“… They’re working with me together in the deaf facility because they’re at a similar level and it gives them some focus with me in a smaller group situation.”
Professor Graham, a board member of inclusion advocacy group All Means All, said while signatories recognised the website was “a moving feast” it contained “fundamental flaws”, including that inclusion was presented as “aspirational”.
She said signatories believed the website should make clear that examples of inclusion shown in the short clips were included for discussion purposes only.
“What you have on there are frankly quite horrifying examples of practice and what worries me particularly is it’s clear the people who are in those videos have no idea it’s horrifying examples of practice,” Professor Graham said.

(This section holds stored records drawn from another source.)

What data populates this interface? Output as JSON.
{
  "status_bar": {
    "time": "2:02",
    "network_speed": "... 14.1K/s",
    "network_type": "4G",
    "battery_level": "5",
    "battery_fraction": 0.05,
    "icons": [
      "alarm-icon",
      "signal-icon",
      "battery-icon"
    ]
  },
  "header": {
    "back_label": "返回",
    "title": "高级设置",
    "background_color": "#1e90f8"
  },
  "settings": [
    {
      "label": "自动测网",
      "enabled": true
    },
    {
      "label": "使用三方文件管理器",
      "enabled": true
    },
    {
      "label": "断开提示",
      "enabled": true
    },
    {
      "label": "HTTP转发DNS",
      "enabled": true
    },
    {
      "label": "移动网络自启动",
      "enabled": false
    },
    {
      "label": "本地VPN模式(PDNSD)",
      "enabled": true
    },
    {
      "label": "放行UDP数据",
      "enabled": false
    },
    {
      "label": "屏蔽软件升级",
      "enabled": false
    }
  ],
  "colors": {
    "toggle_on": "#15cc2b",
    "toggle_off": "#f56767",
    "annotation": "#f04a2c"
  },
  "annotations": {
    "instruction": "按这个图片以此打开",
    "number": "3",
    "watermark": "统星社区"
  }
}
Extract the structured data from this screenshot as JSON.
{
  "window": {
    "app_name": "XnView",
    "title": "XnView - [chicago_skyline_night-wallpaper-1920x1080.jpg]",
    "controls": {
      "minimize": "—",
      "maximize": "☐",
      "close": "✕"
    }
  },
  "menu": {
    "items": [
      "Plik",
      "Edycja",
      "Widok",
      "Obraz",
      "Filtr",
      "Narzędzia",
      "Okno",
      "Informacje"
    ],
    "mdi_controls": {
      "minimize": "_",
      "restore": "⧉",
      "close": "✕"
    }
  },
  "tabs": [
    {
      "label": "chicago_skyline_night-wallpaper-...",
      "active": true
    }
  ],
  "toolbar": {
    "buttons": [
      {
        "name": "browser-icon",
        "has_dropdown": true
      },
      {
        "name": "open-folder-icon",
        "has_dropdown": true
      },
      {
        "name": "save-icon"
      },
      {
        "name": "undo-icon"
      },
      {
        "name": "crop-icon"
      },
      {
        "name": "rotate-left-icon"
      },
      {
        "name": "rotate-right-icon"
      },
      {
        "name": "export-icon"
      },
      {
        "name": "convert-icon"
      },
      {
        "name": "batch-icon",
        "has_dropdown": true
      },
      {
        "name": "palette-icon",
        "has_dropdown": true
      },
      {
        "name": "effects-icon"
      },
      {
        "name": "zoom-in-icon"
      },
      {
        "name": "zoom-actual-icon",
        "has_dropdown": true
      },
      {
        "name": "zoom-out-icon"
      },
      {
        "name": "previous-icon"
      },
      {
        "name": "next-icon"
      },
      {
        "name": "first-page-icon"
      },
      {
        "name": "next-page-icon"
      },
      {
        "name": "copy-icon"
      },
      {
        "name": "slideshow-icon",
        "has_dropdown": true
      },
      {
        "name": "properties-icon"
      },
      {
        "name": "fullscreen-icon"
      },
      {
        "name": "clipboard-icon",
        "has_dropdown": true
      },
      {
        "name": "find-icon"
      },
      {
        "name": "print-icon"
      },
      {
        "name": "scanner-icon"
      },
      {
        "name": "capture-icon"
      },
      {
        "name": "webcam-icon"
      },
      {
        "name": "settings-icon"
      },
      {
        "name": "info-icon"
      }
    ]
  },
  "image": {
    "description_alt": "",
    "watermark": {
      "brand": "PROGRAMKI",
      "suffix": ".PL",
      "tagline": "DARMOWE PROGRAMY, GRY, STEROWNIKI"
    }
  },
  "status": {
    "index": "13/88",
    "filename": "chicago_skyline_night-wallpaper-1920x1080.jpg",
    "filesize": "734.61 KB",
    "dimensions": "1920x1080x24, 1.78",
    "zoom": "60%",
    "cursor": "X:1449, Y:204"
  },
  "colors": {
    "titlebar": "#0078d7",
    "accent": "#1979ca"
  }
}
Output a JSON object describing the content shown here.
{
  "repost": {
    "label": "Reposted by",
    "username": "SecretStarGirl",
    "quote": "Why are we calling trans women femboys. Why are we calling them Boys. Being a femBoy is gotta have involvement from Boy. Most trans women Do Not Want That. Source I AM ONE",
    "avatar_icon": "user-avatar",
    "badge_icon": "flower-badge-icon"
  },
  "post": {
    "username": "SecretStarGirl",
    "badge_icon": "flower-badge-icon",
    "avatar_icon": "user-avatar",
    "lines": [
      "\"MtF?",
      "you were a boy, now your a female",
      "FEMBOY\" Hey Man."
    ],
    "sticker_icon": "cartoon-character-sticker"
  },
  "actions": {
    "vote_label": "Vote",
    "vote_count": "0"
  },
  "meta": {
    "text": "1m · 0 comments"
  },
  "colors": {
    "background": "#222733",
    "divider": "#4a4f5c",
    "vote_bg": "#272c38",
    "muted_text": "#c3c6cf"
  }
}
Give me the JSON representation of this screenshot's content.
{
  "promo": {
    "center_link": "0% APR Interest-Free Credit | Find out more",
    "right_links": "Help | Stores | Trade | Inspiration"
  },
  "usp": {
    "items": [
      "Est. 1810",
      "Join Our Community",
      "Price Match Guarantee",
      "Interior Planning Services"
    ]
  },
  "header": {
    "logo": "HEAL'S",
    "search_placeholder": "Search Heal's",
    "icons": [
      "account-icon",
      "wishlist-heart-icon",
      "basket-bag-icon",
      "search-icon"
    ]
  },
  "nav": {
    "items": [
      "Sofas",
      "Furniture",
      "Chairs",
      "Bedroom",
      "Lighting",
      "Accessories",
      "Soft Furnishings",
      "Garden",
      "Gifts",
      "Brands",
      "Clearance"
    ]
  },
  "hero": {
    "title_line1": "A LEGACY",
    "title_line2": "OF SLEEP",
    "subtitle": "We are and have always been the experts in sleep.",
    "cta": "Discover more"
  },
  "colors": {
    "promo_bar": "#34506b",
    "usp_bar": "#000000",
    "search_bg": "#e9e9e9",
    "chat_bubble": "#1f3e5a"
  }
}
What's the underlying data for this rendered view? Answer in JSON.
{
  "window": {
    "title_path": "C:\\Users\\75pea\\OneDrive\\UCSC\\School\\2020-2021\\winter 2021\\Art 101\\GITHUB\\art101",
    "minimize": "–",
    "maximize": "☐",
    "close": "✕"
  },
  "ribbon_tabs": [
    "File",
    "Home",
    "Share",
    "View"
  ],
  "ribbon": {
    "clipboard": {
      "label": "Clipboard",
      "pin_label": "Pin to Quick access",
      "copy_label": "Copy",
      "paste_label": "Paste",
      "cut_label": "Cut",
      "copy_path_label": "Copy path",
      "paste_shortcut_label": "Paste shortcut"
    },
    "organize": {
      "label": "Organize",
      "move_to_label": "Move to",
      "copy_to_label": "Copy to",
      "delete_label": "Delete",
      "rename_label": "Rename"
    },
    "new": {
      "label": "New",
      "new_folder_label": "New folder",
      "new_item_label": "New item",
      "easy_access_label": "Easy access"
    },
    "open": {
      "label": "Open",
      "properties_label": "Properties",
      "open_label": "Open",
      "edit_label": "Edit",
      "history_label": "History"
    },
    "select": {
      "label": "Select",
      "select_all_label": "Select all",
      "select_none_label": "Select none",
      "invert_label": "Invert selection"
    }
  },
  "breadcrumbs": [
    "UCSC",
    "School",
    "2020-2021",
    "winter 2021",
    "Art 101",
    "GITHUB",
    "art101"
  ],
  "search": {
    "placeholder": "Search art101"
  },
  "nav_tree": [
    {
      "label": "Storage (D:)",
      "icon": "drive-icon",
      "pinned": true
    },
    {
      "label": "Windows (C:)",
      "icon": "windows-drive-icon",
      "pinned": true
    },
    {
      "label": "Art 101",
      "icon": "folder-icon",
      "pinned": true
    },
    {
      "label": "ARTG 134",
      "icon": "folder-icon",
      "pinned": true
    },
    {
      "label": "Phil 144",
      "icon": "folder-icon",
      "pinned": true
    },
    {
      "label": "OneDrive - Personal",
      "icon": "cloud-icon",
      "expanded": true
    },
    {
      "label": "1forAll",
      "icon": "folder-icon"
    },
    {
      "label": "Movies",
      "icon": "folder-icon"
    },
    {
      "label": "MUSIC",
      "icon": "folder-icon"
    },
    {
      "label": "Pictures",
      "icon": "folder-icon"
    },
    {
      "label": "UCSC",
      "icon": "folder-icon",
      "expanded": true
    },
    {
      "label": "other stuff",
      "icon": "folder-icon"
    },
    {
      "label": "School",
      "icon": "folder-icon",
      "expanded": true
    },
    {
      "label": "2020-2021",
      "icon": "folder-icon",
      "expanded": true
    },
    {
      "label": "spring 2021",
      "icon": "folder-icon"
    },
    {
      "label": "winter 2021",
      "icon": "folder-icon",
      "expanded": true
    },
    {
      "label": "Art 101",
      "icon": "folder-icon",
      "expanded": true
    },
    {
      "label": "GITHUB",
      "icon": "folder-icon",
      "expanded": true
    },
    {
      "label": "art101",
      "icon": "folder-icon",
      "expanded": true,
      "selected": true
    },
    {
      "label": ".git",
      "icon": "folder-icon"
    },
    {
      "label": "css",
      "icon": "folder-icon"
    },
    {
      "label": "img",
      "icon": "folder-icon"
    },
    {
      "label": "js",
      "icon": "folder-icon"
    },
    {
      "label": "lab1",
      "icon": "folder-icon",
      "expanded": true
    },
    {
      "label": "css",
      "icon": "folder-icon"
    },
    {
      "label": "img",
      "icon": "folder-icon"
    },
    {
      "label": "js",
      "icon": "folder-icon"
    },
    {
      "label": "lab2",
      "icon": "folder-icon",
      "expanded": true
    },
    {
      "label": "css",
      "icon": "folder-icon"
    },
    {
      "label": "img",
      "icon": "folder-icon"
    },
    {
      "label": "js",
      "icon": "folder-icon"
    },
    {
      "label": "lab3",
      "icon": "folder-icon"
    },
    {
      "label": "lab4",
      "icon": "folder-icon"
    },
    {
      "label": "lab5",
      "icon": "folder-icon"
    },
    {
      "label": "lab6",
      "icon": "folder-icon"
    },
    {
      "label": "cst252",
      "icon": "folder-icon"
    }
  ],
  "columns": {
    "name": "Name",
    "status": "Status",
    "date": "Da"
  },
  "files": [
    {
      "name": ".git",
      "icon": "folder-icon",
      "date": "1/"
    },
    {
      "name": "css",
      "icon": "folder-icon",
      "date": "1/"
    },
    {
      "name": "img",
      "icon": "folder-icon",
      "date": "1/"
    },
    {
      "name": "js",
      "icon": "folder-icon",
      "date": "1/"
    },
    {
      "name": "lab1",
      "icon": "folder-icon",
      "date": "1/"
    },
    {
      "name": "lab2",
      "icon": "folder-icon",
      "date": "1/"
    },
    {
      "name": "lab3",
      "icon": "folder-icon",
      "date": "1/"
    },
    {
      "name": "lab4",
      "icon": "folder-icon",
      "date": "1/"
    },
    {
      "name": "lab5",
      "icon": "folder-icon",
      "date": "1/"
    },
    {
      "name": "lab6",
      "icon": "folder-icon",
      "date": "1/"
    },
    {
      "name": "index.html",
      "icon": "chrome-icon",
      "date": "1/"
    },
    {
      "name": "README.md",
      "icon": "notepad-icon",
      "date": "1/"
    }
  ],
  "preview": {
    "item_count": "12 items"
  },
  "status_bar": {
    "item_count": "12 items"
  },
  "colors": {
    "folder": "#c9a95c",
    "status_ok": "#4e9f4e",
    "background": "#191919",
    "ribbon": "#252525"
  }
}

Project leader Fiona Forbes said the Leading Learning 4 All team was “working on a revamp at the minute” based on feedback received since the website launched.
But, she said, the response had been overwhelmingly positive among the 10,000 people who had accessed the site.
Of the videos, Ms Forbes said: “They’re not models of best practice, they’re used to promote professional discussion and stimulus for professional learning based on real life examples for which practitioners can identify.
“We want schools to start looking at inclusive practice, and if we shut down the conversation before it even starts then we’re not going to have those important conversations that need to be had in schools.
“We have made this quite wide from where the starting point of a school could be.”
But Stephanie Gotlib, chief executive of peak body Children and Young People with Disability , said it was reasonable to expect that a government-endorsed website would demonstrate best practice and set a high bar for teachers and schools.
She said it was disappointing Senator Birmingham had not formally responded to the Leading Learning 4 All open letter.
“The common experience and outcomes of education for students with disability are extremely poor,” Ms Gotlib said.
“We get no response when we write about a really important resource that is being developed and you just think, well do we really matter? Do kids with disability really matter to this government?”
An Education Department spokesperson said the department had discussed issues raised in the open letter with the n Special Education Principals’ Association.
Any review would be the responsibility of that organisation, the spokesperson said.
“ASEPA has been incorporating the feedback into its refresh of the website which is due to be completed at the end of January,” the spokesperson said.